Try it :: Every line containing the word "shape" must be pulled from the records.

Source data ::
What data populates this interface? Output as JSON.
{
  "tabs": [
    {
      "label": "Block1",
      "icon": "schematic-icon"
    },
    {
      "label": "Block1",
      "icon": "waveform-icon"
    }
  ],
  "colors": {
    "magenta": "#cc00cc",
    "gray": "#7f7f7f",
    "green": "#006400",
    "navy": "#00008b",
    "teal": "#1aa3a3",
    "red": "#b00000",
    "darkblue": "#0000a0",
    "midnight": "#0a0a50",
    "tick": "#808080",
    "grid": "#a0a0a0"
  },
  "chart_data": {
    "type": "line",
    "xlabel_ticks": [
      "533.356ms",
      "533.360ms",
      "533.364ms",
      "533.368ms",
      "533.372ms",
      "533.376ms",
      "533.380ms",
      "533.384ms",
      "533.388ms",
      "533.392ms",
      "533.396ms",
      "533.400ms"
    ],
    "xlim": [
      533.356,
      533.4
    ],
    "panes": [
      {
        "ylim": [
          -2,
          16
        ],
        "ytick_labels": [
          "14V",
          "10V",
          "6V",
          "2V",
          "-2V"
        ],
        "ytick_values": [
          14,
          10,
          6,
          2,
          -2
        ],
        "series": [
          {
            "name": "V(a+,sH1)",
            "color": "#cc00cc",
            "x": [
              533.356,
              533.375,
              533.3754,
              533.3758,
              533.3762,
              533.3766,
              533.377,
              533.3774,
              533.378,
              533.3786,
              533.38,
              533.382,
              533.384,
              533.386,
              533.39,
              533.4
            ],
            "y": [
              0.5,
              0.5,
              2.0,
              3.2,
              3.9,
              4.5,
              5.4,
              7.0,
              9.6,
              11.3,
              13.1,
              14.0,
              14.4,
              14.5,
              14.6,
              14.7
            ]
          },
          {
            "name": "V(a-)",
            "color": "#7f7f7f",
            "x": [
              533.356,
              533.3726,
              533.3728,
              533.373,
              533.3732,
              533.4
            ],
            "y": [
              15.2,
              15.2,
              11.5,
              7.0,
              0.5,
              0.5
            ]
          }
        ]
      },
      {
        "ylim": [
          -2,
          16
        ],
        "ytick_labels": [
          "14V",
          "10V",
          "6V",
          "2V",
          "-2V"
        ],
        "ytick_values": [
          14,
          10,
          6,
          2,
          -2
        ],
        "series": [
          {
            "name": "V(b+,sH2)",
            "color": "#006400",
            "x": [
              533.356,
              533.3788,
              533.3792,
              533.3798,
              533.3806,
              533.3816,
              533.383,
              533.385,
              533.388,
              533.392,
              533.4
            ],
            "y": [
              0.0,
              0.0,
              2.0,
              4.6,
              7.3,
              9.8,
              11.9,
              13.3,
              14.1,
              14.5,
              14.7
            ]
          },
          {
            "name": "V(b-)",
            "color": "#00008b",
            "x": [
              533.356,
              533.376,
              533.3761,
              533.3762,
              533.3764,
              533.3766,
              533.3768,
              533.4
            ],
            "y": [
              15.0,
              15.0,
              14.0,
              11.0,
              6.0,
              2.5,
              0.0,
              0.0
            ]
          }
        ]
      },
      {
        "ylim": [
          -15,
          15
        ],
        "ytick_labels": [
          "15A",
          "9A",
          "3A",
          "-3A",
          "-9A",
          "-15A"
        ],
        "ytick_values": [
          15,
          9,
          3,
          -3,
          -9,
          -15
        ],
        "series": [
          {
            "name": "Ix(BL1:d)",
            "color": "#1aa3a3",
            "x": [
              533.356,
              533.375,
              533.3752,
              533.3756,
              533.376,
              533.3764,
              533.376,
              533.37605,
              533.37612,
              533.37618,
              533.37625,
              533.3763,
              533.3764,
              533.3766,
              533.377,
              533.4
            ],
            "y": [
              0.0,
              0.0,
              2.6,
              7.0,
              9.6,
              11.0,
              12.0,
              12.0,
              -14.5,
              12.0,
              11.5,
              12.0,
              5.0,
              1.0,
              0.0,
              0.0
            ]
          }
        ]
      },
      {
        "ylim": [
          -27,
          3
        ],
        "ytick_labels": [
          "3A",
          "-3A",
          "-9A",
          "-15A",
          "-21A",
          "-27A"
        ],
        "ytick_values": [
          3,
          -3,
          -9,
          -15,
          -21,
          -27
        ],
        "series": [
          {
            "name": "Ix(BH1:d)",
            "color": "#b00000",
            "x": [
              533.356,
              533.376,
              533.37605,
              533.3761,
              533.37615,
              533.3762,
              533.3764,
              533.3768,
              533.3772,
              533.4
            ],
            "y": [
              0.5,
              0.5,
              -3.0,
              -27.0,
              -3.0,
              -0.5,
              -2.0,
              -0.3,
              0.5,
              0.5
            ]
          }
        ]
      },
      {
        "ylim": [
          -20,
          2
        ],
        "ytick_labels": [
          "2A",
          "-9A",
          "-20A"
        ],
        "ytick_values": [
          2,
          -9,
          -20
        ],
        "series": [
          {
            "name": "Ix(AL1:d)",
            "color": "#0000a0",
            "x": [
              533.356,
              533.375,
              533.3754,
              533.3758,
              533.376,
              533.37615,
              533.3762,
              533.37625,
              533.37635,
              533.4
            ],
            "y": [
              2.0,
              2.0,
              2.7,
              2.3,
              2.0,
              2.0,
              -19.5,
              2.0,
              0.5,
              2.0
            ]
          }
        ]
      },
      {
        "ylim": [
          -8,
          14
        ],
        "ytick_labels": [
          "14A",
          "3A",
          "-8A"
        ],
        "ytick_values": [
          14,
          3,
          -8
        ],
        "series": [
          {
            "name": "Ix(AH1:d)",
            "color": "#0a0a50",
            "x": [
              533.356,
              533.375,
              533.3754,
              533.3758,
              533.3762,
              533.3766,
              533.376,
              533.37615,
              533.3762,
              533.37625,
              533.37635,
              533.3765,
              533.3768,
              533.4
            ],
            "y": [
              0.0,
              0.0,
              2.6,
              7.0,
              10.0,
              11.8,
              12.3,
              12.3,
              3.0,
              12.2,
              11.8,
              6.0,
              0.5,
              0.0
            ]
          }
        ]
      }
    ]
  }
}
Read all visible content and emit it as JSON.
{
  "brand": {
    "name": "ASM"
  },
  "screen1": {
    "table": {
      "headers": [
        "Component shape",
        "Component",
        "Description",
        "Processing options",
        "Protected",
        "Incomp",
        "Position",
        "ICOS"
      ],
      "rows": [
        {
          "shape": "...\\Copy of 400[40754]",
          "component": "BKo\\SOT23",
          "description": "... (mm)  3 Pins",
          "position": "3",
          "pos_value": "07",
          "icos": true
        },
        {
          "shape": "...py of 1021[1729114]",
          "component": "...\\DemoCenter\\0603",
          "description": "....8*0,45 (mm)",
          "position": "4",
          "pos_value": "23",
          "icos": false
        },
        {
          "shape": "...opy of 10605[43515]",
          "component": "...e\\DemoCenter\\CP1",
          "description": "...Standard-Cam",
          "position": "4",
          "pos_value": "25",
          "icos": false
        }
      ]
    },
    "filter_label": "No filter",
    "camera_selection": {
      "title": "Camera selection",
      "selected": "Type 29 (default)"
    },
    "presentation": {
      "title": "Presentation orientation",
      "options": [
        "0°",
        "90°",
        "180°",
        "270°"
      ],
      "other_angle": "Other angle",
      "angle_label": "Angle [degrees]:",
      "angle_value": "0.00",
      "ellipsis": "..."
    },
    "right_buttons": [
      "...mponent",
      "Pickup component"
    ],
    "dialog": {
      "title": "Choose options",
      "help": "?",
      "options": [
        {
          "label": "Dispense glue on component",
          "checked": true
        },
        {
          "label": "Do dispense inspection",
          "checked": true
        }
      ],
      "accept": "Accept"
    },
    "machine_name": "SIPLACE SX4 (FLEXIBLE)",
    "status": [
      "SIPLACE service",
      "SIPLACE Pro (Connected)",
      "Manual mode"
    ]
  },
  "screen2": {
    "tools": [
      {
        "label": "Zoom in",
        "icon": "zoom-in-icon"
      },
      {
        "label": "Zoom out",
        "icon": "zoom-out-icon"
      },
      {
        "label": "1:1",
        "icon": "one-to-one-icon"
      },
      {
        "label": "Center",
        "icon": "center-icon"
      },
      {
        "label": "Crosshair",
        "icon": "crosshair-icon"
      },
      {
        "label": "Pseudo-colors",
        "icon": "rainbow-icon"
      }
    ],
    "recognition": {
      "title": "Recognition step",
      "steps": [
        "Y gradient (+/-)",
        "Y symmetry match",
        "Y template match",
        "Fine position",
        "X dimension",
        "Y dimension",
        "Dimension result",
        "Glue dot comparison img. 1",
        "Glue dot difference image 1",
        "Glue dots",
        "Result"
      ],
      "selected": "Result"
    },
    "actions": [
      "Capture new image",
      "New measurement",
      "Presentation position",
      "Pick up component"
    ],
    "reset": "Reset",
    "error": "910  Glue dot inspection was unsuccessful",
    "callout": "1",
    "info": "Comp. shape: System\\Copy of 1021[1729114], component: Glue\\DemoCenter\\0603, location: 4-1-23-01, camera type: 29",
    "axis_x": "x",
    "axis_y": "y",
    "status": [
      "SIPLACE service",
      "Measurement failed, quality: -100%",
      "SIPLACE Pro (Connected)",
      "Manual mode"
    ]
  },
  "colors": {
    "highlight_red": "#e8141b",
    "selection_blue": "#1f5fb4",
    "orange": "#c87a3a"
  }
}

Result below ::
        "Component shape",
          "shape": "...\\Copy of 400[40754]",
          "shape": "...py of 1021[1729114]",
          "shape": "...opy of 10605[43515]",
    "info": "Comp. shape: System\\Copy of 1021[1729114], component: Glue\\DemoCenter\\0603, location: 4-1-23-01, camera type: 29",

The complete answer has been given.